Skip to main content

Caring approach at end of life

End of Life Care team

The Specialist Palliative Care department is expanding as well as community, acute and care of the elderly services.  

This will enable the health board to treat and support more patients and their families who face the challenges associated with palliative diagnoses.

Main picture above left to right: Mel Thomas, Clinical Nurse Specialist; Dr Gwenllian Davies, Palliative Care Consultant; Rachel Tresidder, Clinical Nurse Specialist; Dr Catherine Rosser, Associate Specialist.

The department is looking to recruit an end of life care clinical nurse specialist to join the end of life PARASOL team, advance nurse practitioner, six clinical nurse specialists in palliative care, three consultants, two palliative care paramedics and administrative staff to complement the current team and the recently appointed End of Life Care Clinical Advisor.

These posts will allow staff to better respond to the individual needs and wishes of patients approaching the end of their lives and their loved ones.

Dr Gwenllian Davies, Palliative Care Consultant and Clinical Lead said: “This will transform what we do to support palliative and end of life care in the health board. 

“The new staff Swansea Bay University Health Board is enhancing services and support for patients receiving palliative and end of life care and their families.

will also meet patients at the front door so we can take care of their needs quicker and then they don’t have to spend so much time in hospital. 

“We can also support patients by working with virtual wards in primary care so their needs can be met if they want to be at home.”

Dr Davies said the pandemic has meant there has been a lot more focus on end of life care. 

She said: “There has been real appreciation of the importance of palliative and end of life care so patients can be supported where they want to be.

The new paramedic roles being interviewed for shortly, Dr Davies said, will be the first in Wales. 

Dr Gwenllian Davies She added: “They’ll be trained in specialist palliative care to work not only with us but in their dual role with the Wales Ambulance Trust across a range of disciplines and influence the care of a greater number of patients. 

“This means we can be more adaptable and find different ways of meeting patients’ needs.

Pictured right: Dr Gwenllian Davies

“Paramedics are more suited to dealing with a sudden acute decline in a patient’s condition and can make an assessment on a more urgent basis.

“They can also be a bridge for the patient between the home and hospital in the last days of life.”

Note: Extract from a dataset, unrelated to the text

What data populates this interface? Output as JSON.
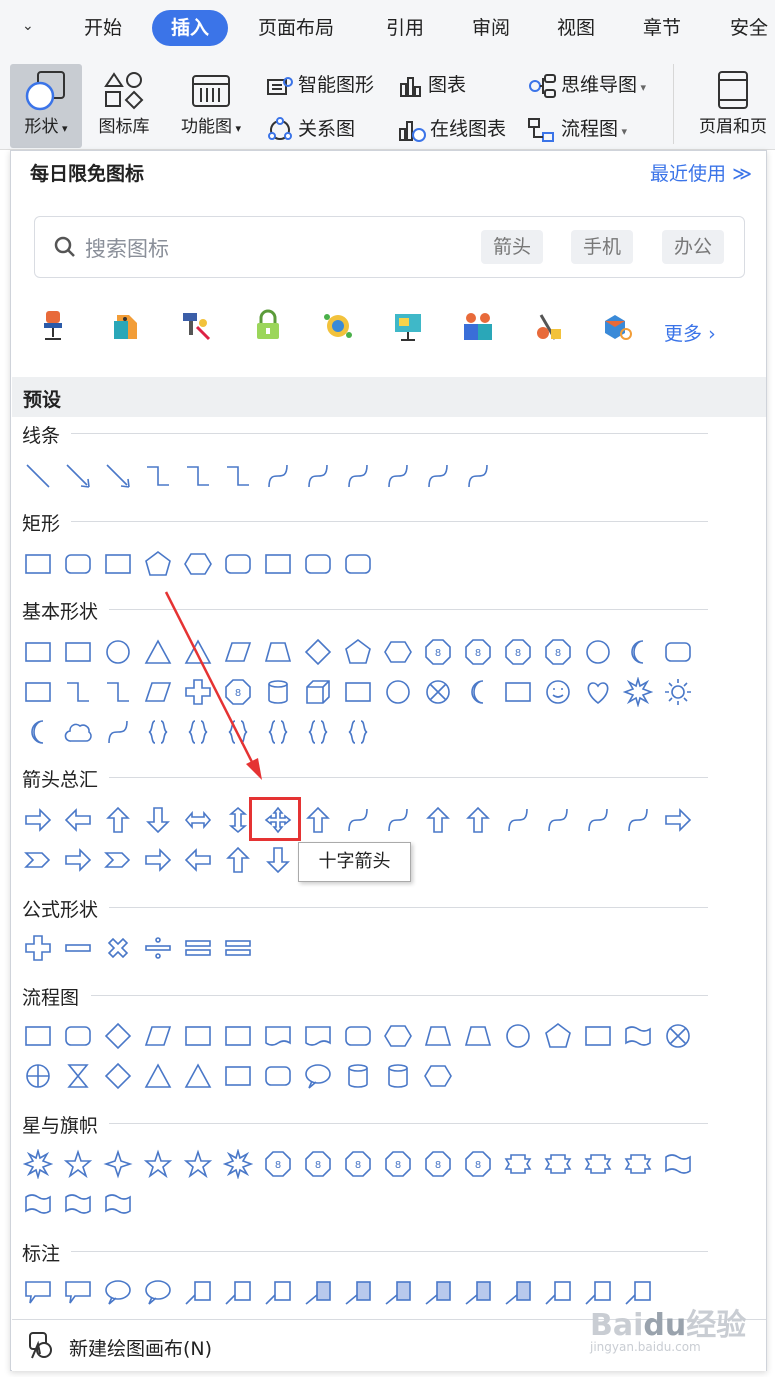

Melissa Birchall, Matron for Specialist Palliative Care, said the expansion of the department will allow a variety of disciplines to deal with an increase in demand as a result of an ageing population.

She said: “People think palliative care is about cancer but it’s about all types of incurable, life limiting diseases and the complex needs and suffering which come with these conditions. 

“So palliative care needs to be supported and delivered right across health care.

“Society is going to have a lot more people who are reaching a very old age. Alongside that are many chronic and incurable illnesses, which come along with the usual challenges in getting older.

“We can support planning around the care of these patients and help them to make their own decisions and understand what choices they’ve got so they get the care they need and want, where they want it.”

For further information on the various roles available please visit: NHS jobs www.jobs.nhs.uk

Share this page
Find us on